Japanese hospitals increasingly at risk of cyberattacks

The Yomiuri Shimbun
Higashiosaka City Medical Center in Higashi-Osaka, Osaka Prefecture.

Hospitals in Japan have been the target of cyber-attacks.

The attacks have kept them from accessing patients’ medical charts or forced them to stop providing medical treatment. The rapid promotion of networking in hospitals has heightened their vulnerability, and delays in responding to the attacks are also seen as worsening the damage.

On May 31, a warning message suddenly appeared on computers at Higashiosaka City Medical Center in Higashi-Osaka, Osaka Prefecture. Written in English, it said that the hospital’s files had been encrypted, and told the hospital to access a certain site if it wanted the files to be decrypted.

As a result of the attack, doctors were unable to access images taken by computed tomography (CT) devices, X-ray machines, endoscopes and other medical equipment. Nor could they save newly taken images. The hospital had to stop accepting outpatients and could not treat some people who made appointments for two days.

The hospital had been struck by a type of malware called ransomware that uses encryption to lock up the victim’s computer system. Such attackers demand that ransom is paid to restore access.

The hospital’s image server was infected via the internet, and a large number of diagnostic images were encrypted. The city’s core hospital, which treats COVID-19 patients, refused to comply with the attacker’s demand, and it has been unable to access tens of thousands of images even after the system became available.

“We were naive about cyber-attacks,” the hospital’s deputy director general said. “We will take thorough security measures.”

Cyber-attacks on medical institutions came to light around 2018. In October of that year, a municipal hospital in Uda, Nara Prefecture, was infected with ransomware that kept the hospital from accessing the medical charts of more than 1,000 patients.

And at the end of last year, Fukushima Medical University Hospital announced that its CT system had a temporary glitch.

Ransomware attacks on infrastructure have become rampant around the world in recent years. In May, a U.S. oil pipeline shut down for five days due to such an attack, causing a gasoline shortage. At some overseas medical institutions, systems have been completely shut down, forcing patients to postpone surgeries or be transferred to other hospitals. That type of attack seems to now have spread to medical institutions in Japan.

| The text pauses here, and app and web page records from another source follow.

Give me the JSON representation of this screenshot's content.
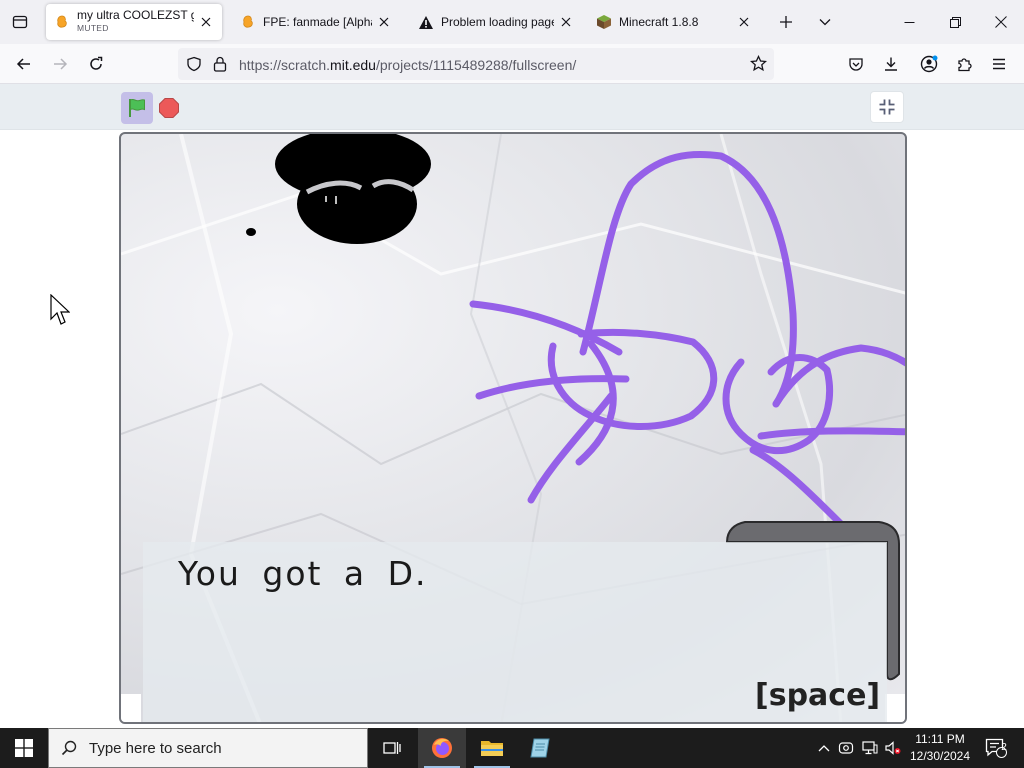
{
  "browser": {
    "tabs": [
      {
        "title": "my ultra COOLEZST game",
        "subtitle": "MUTED",
        "active": true
      },
      {
        "title": "FPE: fanmade [Alpha] [",
        "active": false
      },
      {
        "title": "Problem loading page",
        "active": false
      },
      {
        "title": "Minecraft 1.8.8",
        "active": false
      }
    ],
    "url_prefix": "https://scratch.",
    "url_domain": "mit.edu",
    "url_path": "/projects/1115489288/fullscreen/"
  },
  "stage": {
    "dialog_text": "You got a D.",
    "hint_text": "[space]",
    "drawing_color": "#9560e8"
  },
  "taskbar": {
    "search_placeholder": "Type here to search",
    "time": "11:11 PM",
    "date": "12/30/2024",
    "notification_count": "2"
  }
}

In 2005, the Health, Labor and Welfare Ministry drew up guidelines on cybersecurity for medical institutions and urged them to devise countermeasures.